At least 40 meetings involving ministers in recent years were not minuted, despite guidance given to civil servants stating “a record should be kept of official meetings that deal with substantive government business”.

Sir Tom Devine (Allan Milligan)

The meetings include one between the First Minister and her economic adviser Joseph Stiglitz, as well as a 2016 phone call with US president Donald Trump.

In the same year, the then finance secretary John Swinney met with energy giant Ineos and no formal record was kept.

Earlier this month it emerged no minutes were kept at a meeting between the Justice Secretary Michael Matheson and the then Scottish Police Authority (SPA) chairman Andrew Flanagan which resulted in the SPA reversing its decision to allow Chief Constable Gormley – who is facing bullying allegations – to return to work.
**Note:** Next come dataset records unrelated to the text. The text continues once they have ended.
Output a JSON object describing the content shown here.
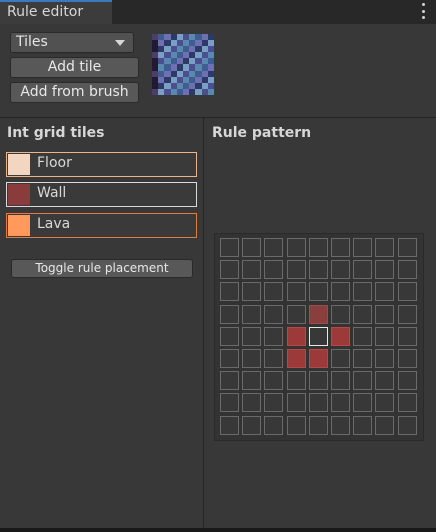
{
  "window": {
    "tab_title": "Rule editor"
  },
  "toolbar": {
    "dropdown_value": "Tiles",
    "add_tile_label": "Add tile",
    "add_from_brush_label": "Add from brush"
  },
  "int_grid": {
    "title": "Int grid tiles",
    "tiles": [
      {
        "label": "Floor",
        "color": "#f2d6c1",
        "border": "#e6b68f"
      },
      {
        "label": "Wall",
        "color": "#8a3c3c",
        "border": "#d9d9d9"
      },
      {
        "label": "Lava",
        "color": "#ff9a5c",
        "border": "#e07a46"
      }
    ],
    "toggle_label": "Toggle rule placement"
  },
  "rule_pattern": {
    "title": "Rule pattern",
    "grid_size": 9,
    "filled_cells": [
      [
        3,
        4
      ],
      [
        4,
        3
      ],
      [
        4,
        5
      ],
      [
        5,
        3
      ],
      [
        5,
        4
      ]
    ],
    "center_cell": [
      4,
      4
    ]
  },
  "icons": {
    "menu": "kebab-menu-icon",
    "dropdown": "chevron-down-icon"
  }
}
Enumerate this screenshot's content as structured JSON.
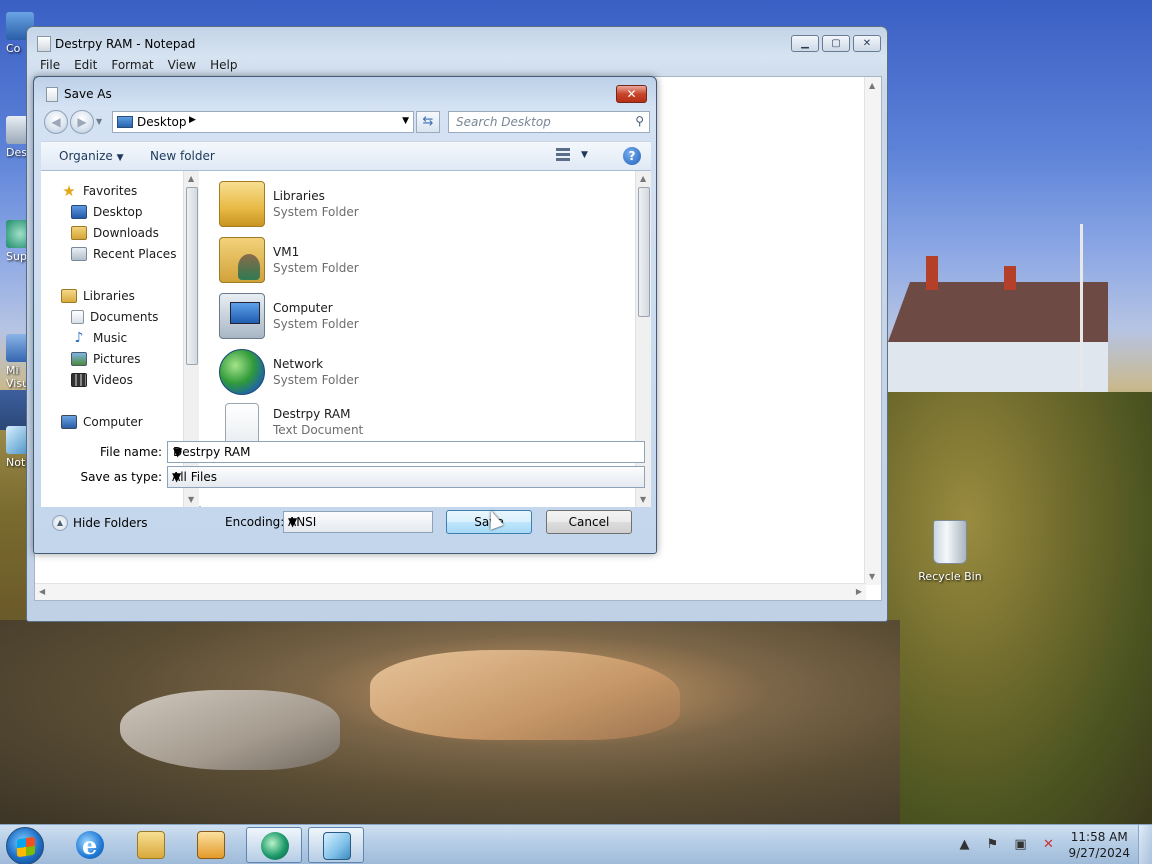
{
  "desktop": {
    "icons": [
      {
        "label": "Co"
      },
      {
        "label": "Desk"
      },
      {
        "label": "Sup"
      },
      {
        "label": "Mi\nVisu"
      },
      {
        "label": "Not"
      }
    ],
    "recycle_bin_label": "Recycle Bin"
  },
  "notepad": {
    "title": "Destrpy RAM - Notepad",
    "menu": [
      "File",
      "Edit",
      "Format",
      "View",
      "Help"
    ]
  },
  "dialog": {
    "title": "Save As",
    "address": "Desktop",
    "search_placeholder": "Search Desktop",
    "toolbar": {
      "organize": "Organize",
      "new_folder": "New folder"
    },
    "nav_pane": {
      "favorites": "Favorites",
      "favorites_items": [
        "Desktop",
        "Downloads",
        "Recent Places"
      ],
      "libraries": "Libraries",
      "libraries_items": [
        "Documents",
        "Music",
        "Pictures",
        "Videos"
      ],
      "computer": "Computer"
    },
    "files": [
      {
        "name": "Libraries",
        "type": "System Folder",
        "icon": "libraries-icon"
      },
      {
        "name": "VM1",
        "type": "System Folder",
        "icon": "user-folder-icon"
      },
      {
        "name": "Computer",
        "type": "System Folder",
        "icon": "computer-icon"
      },
      {
        "name": "Network",
        "type": "System Folder",
        "icon": "network-icon"
      },
      {
        "name": "Destrpy RAM",
        "type": "Text Document",
        "icon": "text-document-icon"
      }
    ],
    "file_name_label": "File name:",
    "file_name_value": "Destrpy RAM",
    "save_type_label": "Save as type:",
    "save_type_value": "All Files",
    "hide_folders": "Hide Folders",
    "encoding_label": "Encoding:",
    "encoding_value": "ANSI",
    "save_button": "Save",
    "cancel_button": "Cancel"
  },
  "taskbar": {
    "time": "11:58 AM",
    "date": "9/27/2024"
  }
}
Chief Constable Gormley is currently on special leave.

Carole Ewart, of the Campaign for Freedom of Information in Scotland, spearheading the Get It Minuted campaign, said: “This goes against the rules of the government, the Parliament and the civil service. Minutes provide the context to policy, funding and service decisions.

“Those rules exist to provide ministerial and governmental accountability. Failing to minute is not just bad management but a recipe for confusing the audit trail of how and why decisions were made.

“The existing law already permits ministers space to brood, plot, discuss, review, analyse, think and decide.

“By creating a practice of ‘fail to record’, there is even less information to try and access under freedom of information law which sits uncomfortably with declared government statements, and Acts of the Scottish Parliament, on democratising decision making.”

Janis McDonald, chief executive of the Scottish Council on Deafness, has backed the campaign, pointing out: “Producing a written record for people to easily access and read is the gateway to understanding what is going on for many people, including those who are deaf and hard of hearing.”

In Holyrood last week, Ms Sturgeon said: “The Scottish Government is fully committed to openness and transparency. I agree with the campaign’s view on the importance of ensuring that appropriate records of business are taken.

“I will make a commitment that we will continue to ensure the guidance for civil servants about keeping minutes is complied with.”